Excerpts from an interface dataset:
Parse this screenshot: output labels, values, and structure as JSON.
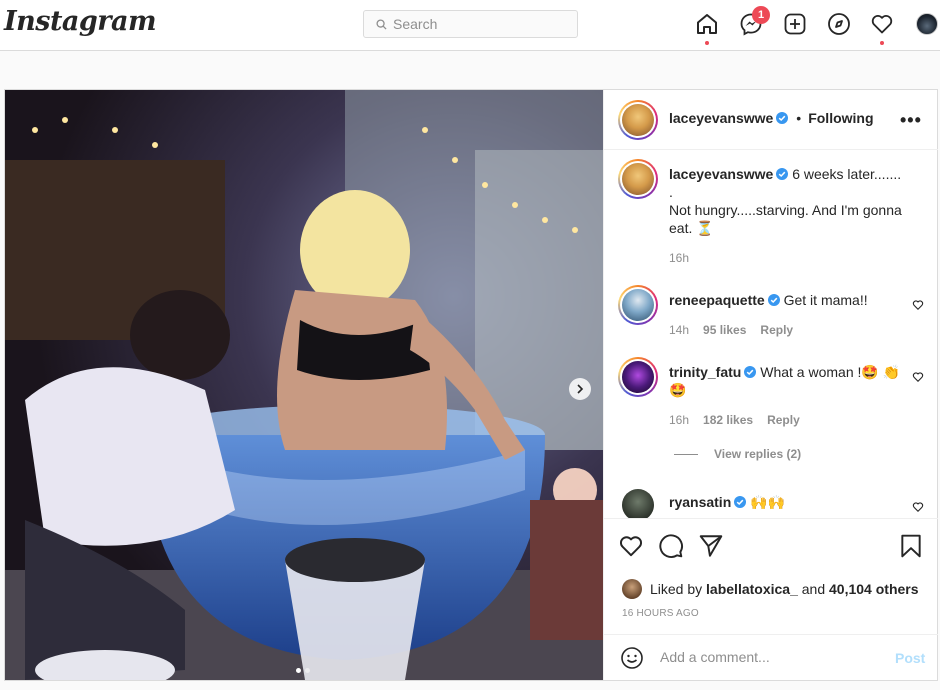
{
  "app": {
    "logo_text": "Instagram"
  },
  "nav": {
    "search_placeholder": "Search",
    "messages_badge": "1",
    "icons": [
      "home-icon",
      "messenger-icon",
      "new-post-icon",
      "explore-icon",
      "activity-heart-icon",
      "profile-avatar"
    ]
  },
  "post": {
    "author": "laceyevanswwe",
    "follow_separator": "•",
    "follow_status": "Following",
    "more_label": "•••",
    "caption": {
      "username": "laceyevanswwe",
      "line1": "6 weeks later.......",
      "line2": ".",
      "line3": "Not hungry.....starving. And I'm gonna eat. ⏳",
      "time": "16h"
    },
    "comments": [
      {
        "username": "reneepaquette",
        "text": "Get it mama!!",
        "time": "14h",
        "likes": "95 likes",
        "reply": "Reply"
      },
      {
        "username": "trinity_fatu",
        "text": "What a woman !🤩 👏🤩",
        "time": "16h",
        "likes": "182 likes",
        "reply": "Reply",
        "view_replies": "View replies (2)"
      },
      {
        "username": "ryansatin",
        "text": "🙌🙌"
      }
    ],
    "liked_by_prefix": "Liked by",
    "liked_by_user": "labellatoxica_",
    "liked_by_and": "and",
    "liked_by_others": "40,104 others",
    "time_ago": "16 HOURS AGO",
    "add_comment_placeholder": "Add a comment...",
    "post_button": "Post",
    "carousel": {
      "slides": 2,
      "active": 1
    }
  },
  "colors": {
    "badge": "#ed4956",
    "verified": "#3897f0",
    "post_disabled": "#b2dffc",
    "muted": "#8e8e8e"
  }
}
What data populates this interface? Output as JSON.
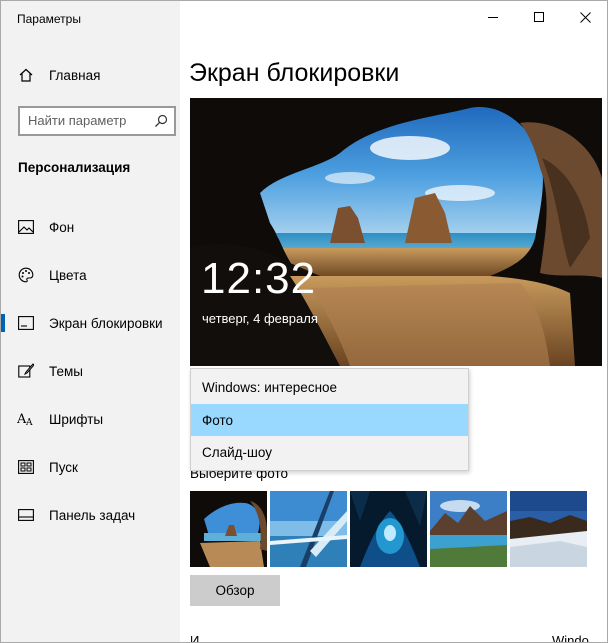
{
  "window": {
    "title": "Параметры"
  },
  "sidebar": {
    "home_label": "Главная",
    "search_placeholder": "Найти параметр",
    "section_title": "Персонализация",
    "items": [
      {
        "label": "Фон",
        "icon": "image-icon"
      },
      {
        "label": "Цвета",
        "icon": "palette-icon"
      },
      {
        "label": "Экран блокировки",
        "icon": "lock-screen-icon",
        "active": true
      },
      {
        "label": "Темы",
        "icon": "brush-icon"
      },
      {
        "label": "Шрифты",
        "icon": "font-icon"
      },
      {
        "label": "Пуск",
        "icon": "start-icon"
      },
      {
        "label": "Панель задач",
        "icon": "taskbar-icon"
      }
    ]
  },
  "main": {
    "page_title": "Экран блокировки",
    "preview": {
      "time": "12:32",
      "date": "четверг, 4 февраля"
    },
    "background_dropdown": {
      "options": [
        "Windows: интересное",
        "Фото",
        "Слайд-шоу"
      ],
      "selected": "Фото"
    },
    "choose_photo_label": "Выберите фото",
    "browse_label": "Обзор",
    "cut_text_left": "И",
    "cut_text_right": "Windo"
  },
  "colors": {
    "accent": "#0063b1",
    "selection": "#99d9ff",
    "sidebar_bg": "#f2f2f2",
    "button_bg": "#cccccc"
  }
}
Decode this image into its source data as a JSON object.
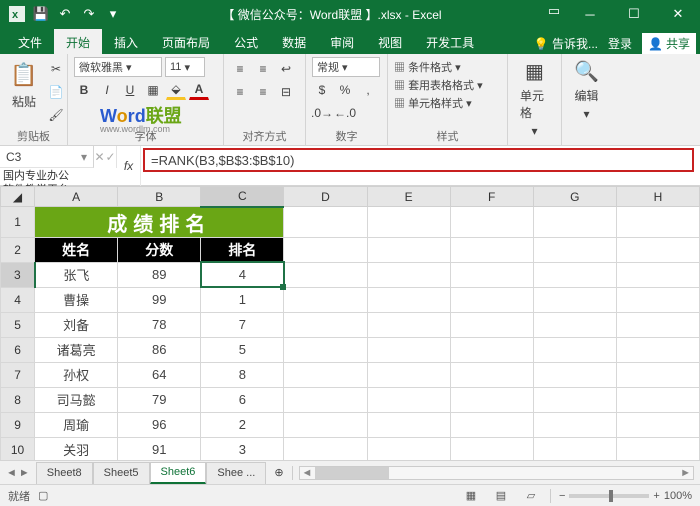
{
  "titlebar": {
    "title": "【 微信公众号：Word联盟 】.xlsx - Excel"
  },
  "tabs": {
    "items": [
      "文件",
      "开始",
      "插入",
      "页面布局",
      "公式",
      "数据",
      "审阅",
      "视图",
      "开发工具"
    ],
    "active": 1,
    "tell": "告诉我...",
    "login": "登录",
    "share": "共享"
  },
  "ribbon": {
    "clipboard": {
      "label": "剪贴板",
      "paste": "粘贴"
    },
    "font": {
      "label": "字体",
      "name": "微软雅黑",
      "size": "11"
    },
    "align": {
      "label": "对齐方式"
    },
    "number": {
      "label": "数字",
      "format": "常规"
    },
    "styles": {
      "label": "样式",
      "cond": "条件格式",
      "tablefmt": "套用表格格式",
      "cellstyle": "单元格样式"
    },
    "cells": {
      "label": "单元格"
    },
    "editing": {
      "label": "编辑"
    },
    "watermark": {
      "word": "Word",
      "lm": "联盟",
      "sub": "www.wordlm.com"
    },
    "teach": "国内专业办公\n软件教学平台"
  },
  "formulaBar": {
    "nameBox": "C3",
    "formula": "=RANK(B3,$B$3:$B$10)"
  },
  "grid": {
    "cols": [
      "A",
      "B",
      "C",
      "D",
      "E",
      "F",
      "G",
      "H"
    ],
    "title": "成绩排名",
    "headers": [
      "姓名",
      "分数",
      "排名"
    ],
    "rows": [
      {
        "n": "3",
        "a": "张飞",
        "b": "89",
        "c": "4",
        "active": true
      },
      {
        "n": "4",
        "a": "曹操",
        "b": "99",
        "c": "1"
      },
      {
        "n": "5",
        "a": "刘备",
        "b": "78",
        "c": "7"
      },
      {
        "n": "6",
        "a": "诸葛亮",
        "b": "86",
        "c": "5"
      },
      {
        "n": "7",
        "a": "孙权",
        "b": "64",
        "c": "8"
      },
      {
        "n": "8",
        "a": "司马懿",
        "b": "79",
        "c": "6"
      },
      {
        "n": "9",
        "a": "周瑜",
        "b": "96",
        "c": "2"
      },
      {
        "n": "10",
        "a": "关羽",
        "b": "91",
        "c": "3"
      }
    ]
  },
  "sheets": {
    "items": [
      "Sheet8",
      "Sheet5",
      "Sheet6",
      "Shee ..."
    ],
    "active": 2
  },
  "status": {
    "ready": "就绪",
    "zoom": "100%",
    "plus": "+"
  }
}
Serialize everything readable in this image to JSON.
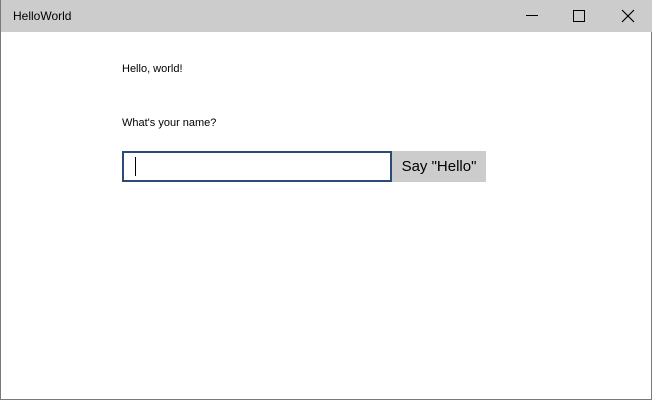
{
  "window": {
    "title": "HelloWorld"
  },
  "content": {
    "greeting": "Hello, world!",
    "name_prompt": "What's your name?",
    "name_input_value": "",
    "say_hello_label": "Say \"Hello\""
  },
  "icons": {
    "minimize": "minimize-icon",
    "maximize": "maximize-icon",
    "close": "close-icon"
  },
  "colors": {
    "titlebar_bg": "#cccccc",
    "input_border": "#2b4a78",
    "button_bg": "#cccccc"
  }
}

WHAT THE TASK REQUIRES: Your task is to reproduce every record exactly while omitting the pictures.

EXERCISE ANSWER:
Parse this screenshot: output labels, values, and structure as JSON.
{
  "app": {
    "logo_text": "Instagram"
  },
  "nav": {
    "search_placeholder": "Search",
    "messages_badge": "1",
    "icons": [
      "home-icon",
      "messenger-icon",
      "new-post-icon",
      "explore-icon",
      "activity-heart-icon",
      "profile-avatar"
    ]
  },
  "post": {
    "author": "laceyevanswwe",
    "follow_separator": "•",
    "follow_status": "Following",
    "more_label": "•••",
    "caption": {
      "username": "laceyevanswwe",
      "line1": "6 weeks later.......",
      "line2": ".",
      "line3": "Not hungry.....starving. And I'm gonna eat. ⏳",
      "time": "16h"
    },
    "comments": [
      {
        "username": "reneepaquette",
        "text": "Get it mama!!",
        "time": "14h",
        "likes": "95 likes",
        "reply": "Reply"
      },
      {
        "username": "trinity_fatu",
        "text": "What a woman !🤩 👏🤩",
        "time": "16h",
        "likes": "182 likes",
        "reply": "Reply",
        "view_replies": "View replies (2)"
      },
      {
        "username": "ryansatin",
        "text": "🙌🙌"
      }
    ],
    "liked_by_prefix": "Liked by",
    "liked_by_user": "labellatoxica_",
    "liked_by_and": "and",
    "liked_by_others": "40,104 others",
    "time_ago": "16 HOURS AGO",
    "add_comment_placeholder": "Add a comment...",
    "post_button": "Post",
    "carousel": {
      "slides": 2,
      "active": 1
    }
  },
  "colors": {
    "badge": "#ed4956",
    "verified": "#3897f0",
    "post_disabled": "#b2dffc",
    "muted": "#8e8e8e"
  }
}
What data populates this interface? Output as JSON.
{
  "window": {
    "title": "Параметры"
  },
  "sidebar": {
    "home_label": "Главная",
    "search_placeholder": "Найти параметр",
    "section_title": "Персонализация",
    "items": [
      {
        "label": "Фон",
        "icon": "image-icon"
      },
      {
        "label": "Цвета",
        "icon": "palette-icon"
      },
      {
        "label": "Экран блокировки",
        "icon": "lock-screen-icon",
        "active": true
      },
      {
        "label": "Темы",
        "icon": "brush-icon"
      },
      {
        "label": "Шрифты",
        "icon": "font-icon"
      },
      {
        "label": "Пуск",
        "icon": "start-icon"
      },
      {
        "label": "Панель задач",
        "icon": "taskbar-icon"
      }
    ]
  },
  "main": {
    "page_title": "Экран блокировки",
    "preview": {
      "time": "12:32",
      "date": "четверг, 4 февраля"
    },
    "background_dropdown": {
      "options": [
        "Windows: интересное",
        "Фото",
        "Слайд-шоу"
      ],
      "selected": "Фото"
    },
    "choose_photo_label": "Выберите фото",
    "browse_label": "Обзор",
    "cut_text_left": "И",
    "cut_text_right": "Windo"
  },
  "colors": {
    "accent": "#0063b1",
    "selection": "#99d9ff",
    "sidebar_bg": "#f2f2f2",
    "button_bg": "#cccccc"
  }
}
Decode this image into its source data as a JSON object.
{
  "titlebar": {
    "title": "【 微信公众号：Word联盟 】.xlsx - Excel"
  },
  "tabs": {
    "items": [
      "文件",
      "开始",
      "插入",
      "页面布局",
      "公式",
      "数据",
      "审阅",
      "视图",
      "开发工具"
    ],
    "active": 1,
    "tell": "告诉我...",
    "login": "登录",
    "share": "共享"
  },
  "ribbon": {
    "clipboard": {
      "label": "剪贴板",
      "paste": "粘贴"
    },
    "font": {
      "label": "字体",
      "name": "微软雅黑",
      "size": "11"
    },
    "align": {
      "label": "对齐方式"
    },
    "number": {
      "label": "数字",
      "format": "常规"
    },
    "styles": {
      "label": "样式",
      "cond": "条件格式",
      "tablefmt": "套用表格格式",
      "cellstyle": "单元格样式"
    },
    "cells": {
      "label": "单元格"
    },
    "editing": {
      "label": "编辑"
    },
    "watermark": {
      "word": "Word",
      "lm": "联盟",
      "sub": "www.wordlm.com"
    },
    "teach": "国内专业办公\n软件教学平台"
  },
  "formulaBar": {
    "nameBox": "C3",
    "formula": "=RANK(B3,$B$3:$B$10)"
  },
  "grid": {
    "cols": [
      "A",
      "B",
      "C",
      "D",
      "E",
      "F",
      "G",
      "H"
    ],
    "title": "成绩排名",
    "headers": [
      "姓名",
      "分数",
      "排名"
    ],
    "rows": [
      {
        "n": "3",
        "a": "张飞",
        "b": "89",
        "c": "4",
        "active": true
      },
      {
        "n": "4",
        "a": "曹操",
        "b": "99",
        "c": "1"
      },
      {
        "n": "5",
        "a": "刘备",
        "b": "78",
        "c": "7"
      },
      {
        "n": "6",
        "a": "诸葛亮",
        "b": "86",
        "c": "5"
      },
      {
        "n": "7",
        "a": "孙权",
        "b": "64",
        "c": "8"
      },
      {
        "n": "8",
        "a": "司马懿",
        "b": "79",
        "c": "6"
      },
      {
        "n": "9",
        "a": "周瑜",
        "b": "96",
        "c": "2"
      },
      {
        "n": "10",
        "a": "关羽",
        "b": "91",
        "c": "3"
      }
    ]
  },
  "sheets": {
    "items": [
      "Sheet8",
      "Sheet5",
      "Sheet6",
      "Shee ..."
    ],
    "active": 2
  },
  "status": {
    "ready": "就绪",
    "zoom": "100%",
    "plus": "+"
  }
}
Serialize everything readable in this image to JSON.
{
  "window": {
    "title": "HelloWorld"
  },
  "content": {
    "greeting": "Hello, world!",
    "name_prompt": "What's your name?",
    "name_input_value": "",
    "say_hello_label": "Say \"Hello\""
  },
  "icons": {
    "minimize": "minimize-icon",
    "maximize": "maximize-icon",
    "close": "close-icon"
  },
  "colors": {
    "titlebar_bg": "#cccccc",
    "input_border": "#2b4a78",
    "button_bg": "#cccccc"
  }
}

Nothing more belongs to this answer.